Her presence in the painting places the commission and the completion of the piece in the present day, rendering more explicitly that sense of continuity of the fulfillment of Mother Clelia’s dream which still remains alive today through the apostolic works of her daughters called to be that constant presence of the merciful and loving Heart of Jesus in and for the world.
The other sisters who are present are intended as metaphorical images of the three theological virtues: Faith, Hope and Charity. They all have the same face and are not the portraits of any sister in particular. Representing different ages, they symbolically characterize all the members of the Institute today who are formed and have matured in the Charism of their Foundress.
The sister in the center of the picture is holding the crucifix to her chest as she looks out at us. She is the youngest, portraying that face of hope that never dies.
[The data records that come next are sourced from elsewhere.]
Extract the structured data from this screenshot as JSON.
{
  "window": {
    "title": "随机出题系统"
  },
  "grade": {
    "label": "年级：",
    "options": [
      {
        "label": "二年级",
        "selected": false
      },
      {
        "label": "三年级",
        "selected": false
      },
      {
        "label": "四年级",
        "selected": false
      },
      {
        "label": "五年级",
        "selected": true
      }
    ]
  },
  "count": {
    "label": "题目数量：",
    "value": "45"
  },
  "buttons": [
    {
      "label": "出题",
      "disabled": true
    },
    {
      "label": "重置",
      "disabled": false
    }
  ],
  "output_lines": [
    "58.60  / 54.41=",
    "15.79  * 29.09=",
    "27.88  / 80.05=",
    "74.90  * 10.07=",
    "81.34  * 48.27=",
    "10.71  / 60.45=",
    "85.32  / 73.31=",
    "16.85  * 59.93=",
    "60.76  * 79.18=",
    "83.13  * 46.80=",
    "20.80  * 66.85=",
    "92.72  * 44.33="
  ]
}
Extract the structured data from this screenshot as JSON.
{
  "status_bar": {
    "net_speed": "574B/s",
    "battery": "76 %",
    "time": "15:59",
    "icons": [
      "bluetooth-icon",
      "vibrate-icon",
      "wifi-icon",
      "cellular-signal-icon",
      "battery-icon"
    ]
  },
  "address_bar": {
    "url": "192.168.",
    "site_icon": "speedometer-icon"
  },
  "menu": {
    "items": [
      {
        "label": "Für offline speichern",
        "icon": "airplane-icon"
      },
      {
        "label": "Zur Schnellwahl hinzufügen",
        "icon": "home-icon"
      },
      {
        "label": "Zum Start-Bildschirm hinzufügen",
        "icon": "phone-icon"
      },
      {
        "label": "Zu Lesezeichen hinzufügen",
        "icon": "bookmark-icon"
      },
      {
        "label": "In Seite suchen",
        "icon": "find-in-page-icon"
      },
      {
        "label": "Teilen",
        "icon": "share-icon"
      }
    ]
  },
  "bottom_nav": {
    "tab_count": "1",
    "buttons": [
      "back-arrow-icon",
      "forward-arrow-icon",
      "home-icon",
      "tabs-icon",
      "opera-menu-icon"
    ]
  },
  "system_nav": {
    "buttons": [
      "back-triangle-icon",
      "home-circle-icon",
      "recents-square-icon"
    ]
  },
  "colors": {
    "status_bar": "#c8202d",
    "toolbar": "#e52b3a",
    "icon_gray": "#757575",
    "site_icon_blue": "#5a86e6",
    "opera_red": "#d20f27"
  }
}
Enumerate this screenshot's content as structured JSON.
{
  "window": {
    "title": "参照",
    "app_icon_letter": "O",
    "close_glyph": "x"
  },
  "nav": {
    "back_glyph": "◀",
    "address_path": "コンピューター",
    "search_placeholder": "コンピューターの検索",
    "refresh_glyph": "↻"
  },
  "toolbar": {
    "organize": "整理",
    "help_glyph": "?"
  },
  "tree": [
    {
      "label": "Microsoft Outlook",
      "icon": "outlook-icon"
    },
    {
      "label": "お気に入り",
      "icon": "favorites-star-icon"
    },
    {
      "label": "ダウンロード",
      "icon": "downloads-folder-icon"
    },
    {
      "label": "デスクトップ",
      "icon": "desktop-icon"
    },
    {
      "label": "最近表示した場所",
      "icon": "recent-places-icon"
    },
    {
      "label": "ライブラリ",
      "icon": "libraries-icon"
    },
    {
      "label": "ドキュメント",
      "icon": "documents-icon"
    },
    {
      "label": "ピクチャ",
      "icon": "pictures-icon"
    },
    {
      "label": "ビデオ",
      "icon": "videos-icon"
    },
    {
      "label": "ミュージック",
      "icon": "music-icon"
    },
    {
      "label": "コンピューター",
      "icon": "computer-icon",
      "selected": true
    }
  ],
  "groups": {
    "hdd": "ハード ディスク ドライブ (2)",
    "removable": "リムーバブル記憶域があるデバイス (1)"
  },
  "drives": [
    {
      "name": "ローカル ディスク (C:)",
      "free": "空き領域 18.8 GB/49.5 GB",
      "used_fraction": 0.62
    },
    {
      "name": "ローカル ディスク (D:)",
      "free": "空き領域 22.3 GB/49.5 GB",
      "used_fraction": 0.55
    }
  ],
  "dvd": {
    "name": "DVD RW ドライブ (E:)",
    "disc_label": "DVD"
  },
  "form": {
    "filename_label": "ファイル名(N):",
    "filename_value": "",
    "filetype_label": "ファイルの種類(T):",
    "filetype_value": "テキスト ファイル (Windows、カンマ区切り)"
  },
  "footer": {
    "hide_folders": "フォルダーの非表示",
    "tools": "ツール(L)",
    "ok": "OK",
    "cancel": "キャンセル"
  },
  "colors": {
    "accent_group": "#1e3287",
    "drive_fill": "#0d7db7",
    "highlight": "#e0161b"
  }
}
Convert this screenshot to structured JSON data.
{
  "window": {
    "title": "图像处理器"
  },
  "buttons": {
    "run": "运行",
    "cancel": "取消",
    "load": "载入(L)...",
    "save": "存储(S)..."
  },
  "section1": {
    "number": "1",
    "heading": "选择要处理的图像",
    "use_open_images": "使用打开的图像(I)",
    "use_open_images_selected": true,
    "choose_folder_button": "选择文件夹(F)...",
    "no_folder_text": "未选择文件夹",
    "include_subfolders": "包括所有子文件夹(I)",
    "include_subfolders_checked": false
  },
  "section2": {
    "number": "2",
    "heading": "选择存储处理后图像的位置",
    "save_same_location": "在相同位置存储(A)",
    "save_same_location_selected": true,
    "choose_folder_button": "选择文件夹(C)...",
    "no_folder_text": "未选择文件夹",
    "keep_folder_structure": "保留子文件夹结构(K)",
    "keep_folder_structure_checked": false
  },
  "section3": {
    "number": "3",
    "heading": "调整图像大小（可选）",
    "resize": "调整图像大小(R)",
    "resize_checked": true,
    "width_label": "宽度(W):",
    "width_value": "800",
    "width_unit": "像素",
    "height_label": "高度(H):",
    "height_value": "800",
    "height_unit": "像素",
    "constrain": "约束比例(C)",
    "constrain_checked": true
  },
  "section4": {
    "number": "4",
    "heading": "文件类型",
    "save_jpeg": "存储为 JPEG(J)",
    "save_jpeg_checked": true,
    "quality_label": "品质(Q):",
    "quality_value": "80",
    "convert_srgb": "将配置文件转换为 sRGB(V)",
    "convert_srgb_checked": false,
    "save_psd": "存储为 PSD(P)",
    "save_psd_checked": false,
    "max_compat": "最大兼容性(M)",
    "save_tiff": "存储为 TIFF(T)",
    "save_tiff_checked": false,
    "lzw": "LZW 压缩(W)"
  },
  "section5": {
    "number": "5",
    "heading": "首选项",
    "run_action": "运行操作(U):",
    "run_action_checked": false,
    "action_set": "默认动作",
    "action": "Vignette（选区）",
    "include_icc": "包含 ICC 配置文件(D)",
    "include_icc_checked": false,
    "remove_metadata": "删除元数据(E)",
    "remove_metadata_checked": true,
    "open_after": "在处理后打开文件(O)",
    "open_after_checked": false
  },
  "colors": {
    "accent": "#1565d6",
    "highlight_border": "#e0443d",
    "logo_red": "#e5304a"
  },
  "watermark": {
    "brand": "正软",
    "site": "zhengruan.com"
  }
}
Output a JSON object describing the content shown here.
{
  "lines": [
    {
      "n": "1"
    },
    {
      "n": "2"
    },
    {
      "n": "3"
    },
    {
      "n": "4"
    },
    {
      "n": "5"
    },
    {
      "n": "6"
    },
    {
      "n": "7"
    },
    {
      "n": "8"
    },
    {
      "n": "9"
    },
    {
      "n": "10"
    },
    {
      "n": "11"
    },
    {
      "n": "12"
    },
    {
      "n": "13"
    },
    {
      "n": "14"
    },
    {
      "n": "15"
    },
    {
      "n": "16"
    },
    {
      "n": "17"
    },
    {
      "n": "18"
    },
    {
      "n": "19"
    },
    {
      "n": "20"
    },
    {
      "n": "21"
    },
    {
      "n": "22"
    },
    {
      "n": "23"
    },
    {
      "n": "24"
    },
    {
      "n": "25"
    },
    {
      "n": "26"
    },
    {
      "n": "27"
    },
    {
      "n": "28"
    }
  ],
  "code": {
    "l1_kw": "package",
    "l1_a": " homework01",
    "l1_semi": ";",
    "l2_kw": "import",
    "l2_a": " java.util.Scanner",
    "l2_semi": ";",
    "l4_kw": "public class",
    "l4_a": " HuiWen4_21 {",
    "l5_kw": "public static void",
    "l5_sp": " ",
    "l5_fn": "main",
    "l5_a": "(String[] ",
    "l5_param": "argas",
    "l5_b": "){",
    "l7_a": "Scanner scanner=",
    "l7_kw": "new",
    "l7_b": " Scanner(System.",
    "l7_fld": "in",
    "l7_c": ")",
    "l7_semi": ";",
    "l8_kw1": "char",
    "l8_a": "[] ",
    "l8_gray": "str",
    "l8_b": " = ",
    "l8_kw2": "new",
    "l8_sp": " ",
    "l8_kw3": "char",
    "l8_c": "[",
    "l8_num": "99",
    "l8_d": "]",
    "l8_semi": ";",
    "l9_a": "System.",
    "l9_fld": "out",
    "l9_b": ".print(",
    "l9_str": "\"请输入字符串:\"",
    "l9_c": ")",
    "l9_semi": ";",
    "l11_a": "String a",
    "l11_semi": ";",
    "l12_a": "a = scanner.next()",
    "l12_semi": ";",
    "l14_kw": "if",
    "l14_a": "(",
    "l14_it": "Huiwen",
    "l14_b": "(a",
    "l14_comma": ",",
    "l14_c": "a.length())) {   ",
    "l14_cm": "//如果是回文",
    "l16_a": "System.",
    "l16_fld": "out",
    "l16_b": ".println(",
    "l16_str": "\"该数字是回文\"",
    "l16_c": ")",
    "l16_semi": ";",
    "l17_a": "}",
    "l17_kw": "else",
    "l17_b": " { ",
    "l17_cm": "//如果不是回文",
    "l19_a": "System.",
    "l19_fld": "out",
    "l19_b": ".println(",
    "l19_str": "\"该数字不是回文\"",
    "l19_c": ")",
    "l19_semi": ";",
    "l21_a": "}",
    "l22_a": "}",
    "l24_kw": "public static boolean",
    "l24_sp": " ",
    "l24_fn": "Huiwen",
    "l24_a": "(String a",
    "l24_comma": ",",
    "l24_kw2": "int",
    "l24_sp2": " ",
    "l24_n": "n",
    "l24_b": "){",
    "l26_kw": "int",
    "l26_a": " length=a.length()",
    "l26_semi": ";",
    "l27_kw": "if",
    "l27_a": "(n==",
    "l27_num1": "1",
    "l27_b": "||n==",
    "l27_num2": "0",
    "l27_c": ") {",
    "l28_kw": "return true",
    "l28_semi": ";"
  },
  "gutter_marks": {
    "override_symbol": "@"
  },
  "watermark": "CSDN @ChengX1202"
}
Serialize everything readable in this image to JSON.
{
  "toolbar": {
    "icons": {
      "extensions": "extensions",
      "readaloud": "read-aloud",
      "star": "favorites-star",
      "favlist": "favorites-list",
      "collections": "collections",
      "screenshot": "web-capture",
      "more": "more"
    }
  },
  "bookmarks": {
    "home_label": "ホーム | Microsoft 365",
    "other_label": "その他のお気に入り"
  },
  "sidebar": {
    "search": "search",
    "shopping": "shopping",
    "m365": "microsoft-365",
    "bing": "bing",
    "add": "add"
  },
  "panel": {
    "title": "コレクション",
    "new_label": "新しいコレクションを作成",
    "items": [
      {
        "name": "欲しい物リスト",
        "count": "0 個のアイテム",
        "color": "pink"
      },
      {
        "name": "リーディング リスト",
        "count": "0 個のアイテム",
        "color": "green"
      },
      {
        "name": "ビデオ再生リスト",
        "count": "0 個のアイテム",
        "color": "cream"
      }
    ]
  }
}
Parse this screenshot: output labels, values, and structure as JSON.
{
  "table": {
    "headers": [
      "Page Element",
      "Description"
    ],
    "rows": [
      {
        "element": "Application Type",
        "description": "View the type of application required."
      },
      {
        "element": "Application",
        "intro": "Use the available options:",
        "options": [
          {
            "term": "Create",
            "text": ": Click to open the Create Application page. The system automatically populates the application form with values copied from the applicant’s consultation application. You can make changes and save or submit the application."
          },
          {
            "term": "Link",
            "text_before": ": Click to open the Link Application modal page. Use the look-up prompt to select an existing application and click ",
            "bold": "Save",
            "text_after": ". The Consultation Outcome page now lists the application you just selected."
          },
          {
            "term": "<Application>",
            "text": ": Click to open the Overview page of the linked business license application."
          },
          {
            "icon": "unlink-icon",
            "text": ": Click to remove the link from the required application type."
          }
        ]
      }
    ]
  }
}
Her gaze is an invitation to all to trust in the Heart of Jesus and to be witnesses of His Love.
Further to the left, another sister stands out from the group as she is the only one to have her sleeves rolled up, signifying the particular commitment of the Apostles of the Sacred Heart to those charitable works carried out daily in service to the poor.
Below and in the foreground, the eldest sister is seated with her head turned toward the Blessed Mother. In one hand she clasps the Crucifix while in the other she holds an open book. It is the Gospel, the book of the Word, that beating heart which nourishes and supports the apostolic works carried out in the Congregation in education, healthcare and pastoral service, according to the specific instruction of Mother Clelia: “What must be common to all Apostles is that spirit of charity which will be one in all of its various expressions” (Blessed Clelia Merloni).
Finally, the narrative is completed by the detail of two ears of wheat resting on the desk near the right edge of the painting. A grain of wheat, just fallen, offers the viewer the key to the entire piece, the inspiration for its very title: “Like a grain of wheat…” (“If the grain of wheat, fallen to the ground, does not die, it remains alone; but if it dies, it produces much fruit…Jn 12: 24). It is my hope that this painting can keep fresh the memory of a cherished moment that took place long ago in the life of the Foundress and that it can contribute to the triumph of the love and mercy of God the Father, to be able to “look at the past with gratitude, live the present with passion, and embrace the future with hope” (Pope Francis).
With renewed esteem and gratitude, I take this opportunity to send to you and to the whole community a cordial, affectionate greeting and best wishes for all that is good.
Giuseppe Antonio Lomuscio